Web page and app entries:
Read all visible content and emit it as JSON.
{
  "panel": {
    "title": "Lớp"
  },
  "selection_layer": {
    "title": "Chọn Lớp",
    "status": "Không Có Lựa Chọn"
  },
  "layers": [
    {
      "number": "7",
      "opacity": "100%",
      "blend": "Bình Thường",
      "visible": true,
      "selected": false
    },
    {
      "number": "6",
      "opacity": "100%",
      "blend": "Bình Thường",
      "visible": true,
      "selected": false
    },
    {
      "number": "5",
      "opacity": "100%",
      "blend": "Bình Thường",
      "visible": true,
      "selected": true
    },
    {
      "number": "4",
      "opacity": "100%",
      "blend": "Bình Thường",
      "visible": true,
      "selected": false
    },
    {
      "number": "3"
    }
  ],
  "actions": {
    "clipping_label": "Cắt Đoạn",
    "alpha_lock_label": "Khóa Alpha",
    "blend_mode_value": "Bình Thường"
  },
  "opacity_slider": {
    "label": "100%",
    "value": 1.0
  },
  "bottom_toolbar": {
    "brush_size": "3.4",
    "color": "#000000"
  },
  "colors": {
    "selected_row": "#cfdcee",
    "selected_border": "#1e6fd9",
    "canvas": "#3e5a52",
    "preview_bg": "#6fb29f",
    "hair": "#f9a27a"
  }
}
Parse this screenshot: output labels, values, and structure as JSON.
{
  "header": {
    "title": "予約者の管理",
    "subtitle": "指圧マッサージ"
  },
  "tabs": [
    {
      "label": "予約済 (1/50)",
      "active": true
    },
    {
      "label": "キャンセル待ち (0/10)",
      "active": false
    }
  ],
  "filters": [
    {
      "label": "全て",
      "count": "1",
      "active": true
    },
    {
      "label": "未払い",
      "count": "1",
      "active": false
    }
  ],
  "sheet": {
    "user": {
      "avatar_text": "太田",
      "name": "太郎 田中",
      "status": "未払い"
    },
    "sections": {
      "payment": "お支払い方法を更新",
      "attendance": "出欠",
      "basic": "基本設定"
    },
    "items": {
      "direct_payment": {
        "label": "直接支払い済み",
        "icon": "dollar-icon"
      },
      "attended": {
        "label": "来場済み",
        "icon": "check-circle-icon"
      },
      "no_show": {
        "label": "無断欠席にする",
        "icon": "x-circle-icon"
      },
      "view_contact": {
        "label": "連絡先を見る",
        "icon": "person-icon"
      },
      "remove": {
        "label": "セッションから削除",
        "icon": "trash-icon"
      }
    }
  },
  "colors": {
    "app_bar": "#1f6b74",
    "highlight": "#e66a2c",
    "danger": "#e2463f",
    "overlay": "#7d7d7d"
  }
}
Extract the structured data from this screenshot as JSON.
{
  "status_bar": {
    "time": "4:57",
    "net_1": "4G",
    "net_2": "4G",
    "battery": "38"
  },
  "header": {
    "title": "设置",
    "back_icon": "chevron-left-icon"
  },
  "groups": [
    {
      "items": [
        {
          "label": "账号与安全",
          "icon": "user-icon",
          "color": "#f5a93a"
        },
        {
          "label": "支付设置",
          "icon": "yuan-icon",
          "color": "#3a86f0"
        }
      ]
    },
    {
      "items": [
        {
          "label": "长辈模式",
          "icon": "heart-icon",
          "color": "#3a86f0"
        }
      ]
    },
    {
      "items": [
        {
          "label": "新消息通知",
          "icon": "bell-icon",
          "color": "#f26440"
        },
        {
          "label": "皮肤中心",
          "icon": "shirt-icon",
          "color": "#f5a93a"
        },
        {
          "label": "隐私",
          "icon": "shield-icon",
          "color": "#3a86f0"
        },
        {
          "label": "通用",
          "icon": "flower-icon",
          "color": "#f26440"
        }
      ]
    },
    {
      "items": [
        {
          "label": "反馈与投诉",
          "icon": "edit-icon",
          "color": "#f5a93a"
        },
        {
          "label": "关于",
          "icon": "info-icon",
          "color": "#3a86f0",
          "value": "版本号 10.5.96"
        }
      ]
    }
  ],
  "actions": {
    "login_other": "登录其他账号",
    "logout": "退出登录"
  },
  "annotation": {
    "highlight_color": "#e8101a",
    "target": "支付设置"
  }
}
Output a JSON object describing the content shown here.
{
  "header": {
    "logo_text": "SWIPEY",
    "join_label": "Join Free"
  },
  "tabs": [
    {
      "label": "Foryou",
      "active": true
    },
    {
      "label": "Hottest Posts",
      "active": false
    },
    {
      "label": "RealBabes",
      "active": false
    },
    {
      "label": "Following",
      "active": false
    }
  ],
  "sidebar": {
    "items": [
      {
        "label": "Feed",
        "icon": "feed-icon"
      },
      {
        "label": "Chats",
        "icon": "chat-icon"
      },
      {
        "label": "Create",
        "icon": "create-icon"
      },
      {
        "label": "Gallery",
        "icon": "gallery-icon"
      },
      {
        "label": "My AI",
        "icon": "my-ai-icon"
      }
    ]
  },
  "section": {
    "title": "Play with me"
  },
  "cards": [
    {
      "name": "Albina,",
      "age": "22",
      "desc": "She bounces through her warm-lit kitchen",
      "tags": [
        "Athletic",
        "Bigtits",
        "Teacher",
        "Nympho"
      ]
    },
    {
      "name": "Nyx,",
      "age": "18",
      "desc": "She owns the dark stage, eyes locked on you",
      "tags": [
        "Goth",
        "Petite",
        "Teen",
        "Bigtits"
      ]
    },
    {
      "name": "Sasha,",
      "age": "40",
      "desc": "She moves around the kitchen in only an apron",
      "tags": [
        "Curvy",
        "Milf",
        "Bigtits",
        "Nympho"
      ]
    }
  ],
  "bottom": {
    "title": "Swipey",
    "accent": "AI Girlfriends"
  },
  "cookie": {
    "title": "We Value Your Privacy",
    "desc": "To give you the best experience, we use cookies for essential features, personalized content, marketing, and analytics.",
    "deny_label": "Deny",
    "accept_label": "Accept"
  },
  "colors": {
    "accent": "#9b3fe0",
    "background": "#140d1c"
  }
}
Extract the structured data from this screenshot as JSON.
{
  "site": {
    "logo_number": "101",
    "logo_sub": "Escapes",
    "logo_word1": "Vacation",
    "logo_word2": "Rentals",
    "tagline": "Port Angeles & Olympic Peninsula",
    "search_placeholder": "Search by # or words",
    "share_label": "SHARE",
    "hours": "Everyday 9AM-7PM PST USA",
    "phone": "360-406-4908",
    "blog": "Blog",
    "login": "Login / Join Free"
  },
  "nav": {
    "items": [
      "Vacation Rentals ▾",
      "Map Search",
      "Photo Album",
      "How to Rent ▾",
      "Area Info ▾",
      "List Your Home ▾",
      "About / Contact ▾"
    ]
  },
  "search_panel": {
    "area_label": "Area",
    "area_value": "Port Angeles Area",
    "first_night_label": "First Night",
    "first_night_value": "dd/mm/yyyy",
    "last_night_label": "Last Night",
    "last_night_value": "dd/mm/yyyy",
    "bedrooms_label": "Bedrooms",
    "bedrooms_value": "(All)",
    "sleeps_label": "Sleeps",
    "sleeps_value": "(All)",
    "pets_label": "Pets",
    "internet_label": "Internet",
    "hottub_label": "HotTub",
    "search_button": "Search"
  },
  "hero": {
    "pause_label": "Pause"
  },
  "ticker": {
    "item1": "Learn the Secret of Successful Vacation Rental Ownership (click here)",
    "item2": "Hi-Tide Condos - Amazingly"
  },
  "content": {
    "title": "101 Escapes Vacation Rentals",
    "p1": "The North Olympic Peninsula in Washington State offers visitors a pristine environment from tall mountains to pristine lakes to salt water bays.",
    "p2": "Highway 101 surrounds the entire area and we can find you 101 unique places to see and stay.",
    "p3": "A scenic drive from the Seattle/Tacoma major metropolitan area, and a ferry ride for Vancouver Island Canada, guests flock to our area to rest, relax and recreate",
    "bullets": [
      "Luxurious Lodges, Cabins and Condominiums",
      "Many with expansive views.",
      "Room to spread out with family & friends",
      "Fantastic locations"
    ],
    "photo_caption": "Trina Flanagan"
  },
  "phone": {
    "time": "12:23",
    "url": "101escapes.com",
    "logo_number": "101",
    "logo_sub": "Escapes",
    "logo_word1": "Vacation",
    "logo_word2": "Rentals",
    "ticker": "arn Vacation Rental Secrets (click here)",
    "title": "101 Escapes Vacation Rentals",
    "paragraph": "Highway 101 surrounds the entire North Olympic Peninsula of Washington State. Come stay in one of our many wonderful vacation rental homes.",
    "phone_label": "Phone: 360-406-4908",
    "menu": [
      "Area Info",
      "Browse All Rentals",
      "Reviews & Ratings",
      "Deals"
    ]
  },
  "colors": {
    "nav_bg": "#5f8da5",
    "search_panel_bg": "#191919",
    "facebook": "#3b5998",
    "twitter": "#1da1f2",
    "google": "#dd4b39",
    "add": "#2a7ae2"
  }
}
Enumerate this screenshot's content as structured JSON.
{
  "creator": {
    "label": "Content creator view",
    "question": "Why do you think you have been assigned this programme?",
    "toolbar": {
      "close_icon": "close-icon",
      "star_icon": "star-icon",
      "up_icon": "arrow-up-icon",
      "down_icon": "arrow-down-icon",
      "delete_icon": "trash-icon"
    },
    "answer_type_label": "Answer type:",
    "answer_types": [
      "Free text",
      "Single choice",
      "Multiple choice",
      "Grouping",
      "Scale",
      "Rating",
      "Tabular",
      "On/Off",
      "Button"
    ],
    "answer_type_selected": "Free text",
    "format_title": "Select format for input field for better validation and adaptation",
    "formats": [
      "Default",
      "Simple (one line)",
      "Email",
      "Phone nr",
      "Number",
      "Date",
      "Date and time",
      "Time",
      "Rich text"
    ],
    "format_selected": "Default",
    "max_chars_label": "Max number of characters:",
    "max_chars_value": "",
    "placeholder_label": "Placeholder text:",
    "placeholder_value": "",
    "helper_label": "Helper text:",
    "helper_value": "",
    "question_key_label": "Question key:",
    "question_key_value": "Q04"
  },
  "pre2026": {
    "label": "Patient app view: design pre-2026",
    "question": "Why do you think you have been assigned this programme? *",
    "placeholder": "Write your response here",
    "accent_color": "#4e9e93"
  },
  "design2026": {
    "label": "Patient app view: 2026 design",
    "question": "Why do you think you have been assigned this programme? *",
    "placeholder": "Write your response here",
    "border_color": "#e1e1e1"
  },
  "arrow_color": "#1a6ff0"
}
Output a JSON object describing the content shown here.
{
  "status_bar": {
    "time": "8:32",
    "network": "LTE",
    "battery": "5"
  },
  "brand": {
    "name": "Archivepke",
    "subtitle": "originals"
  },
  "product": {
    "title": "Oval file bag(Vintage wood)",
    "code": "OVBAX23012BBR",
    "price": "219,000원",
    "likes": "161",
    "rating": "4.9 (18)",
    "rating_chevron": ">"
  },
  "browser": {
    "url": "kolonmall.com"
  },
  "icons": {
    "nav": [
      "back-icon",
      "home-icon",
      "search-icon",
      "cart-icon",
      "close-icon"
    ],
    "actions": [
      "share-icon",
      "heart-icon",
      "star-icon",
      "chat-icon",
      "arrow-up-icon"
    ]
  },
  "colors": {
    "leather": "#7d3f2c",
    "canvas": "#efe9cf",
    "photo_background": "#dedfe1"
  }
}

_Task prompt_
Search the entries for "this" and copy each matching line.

_Completed task_
Parse this screenshot: output labels, values, and structure as JSON.
Extract the structured data from this screenshot as JSON.
Extract the structured data from this screenshot as JSON.
Enumerate this screenshot's content as structured JSON.
    "question": "Why do you think you have been assigned this programme?",
    "question": "Why do you think you have been assigned this programme? *",
    "question": "Why do you think you have been assigned this programme? *",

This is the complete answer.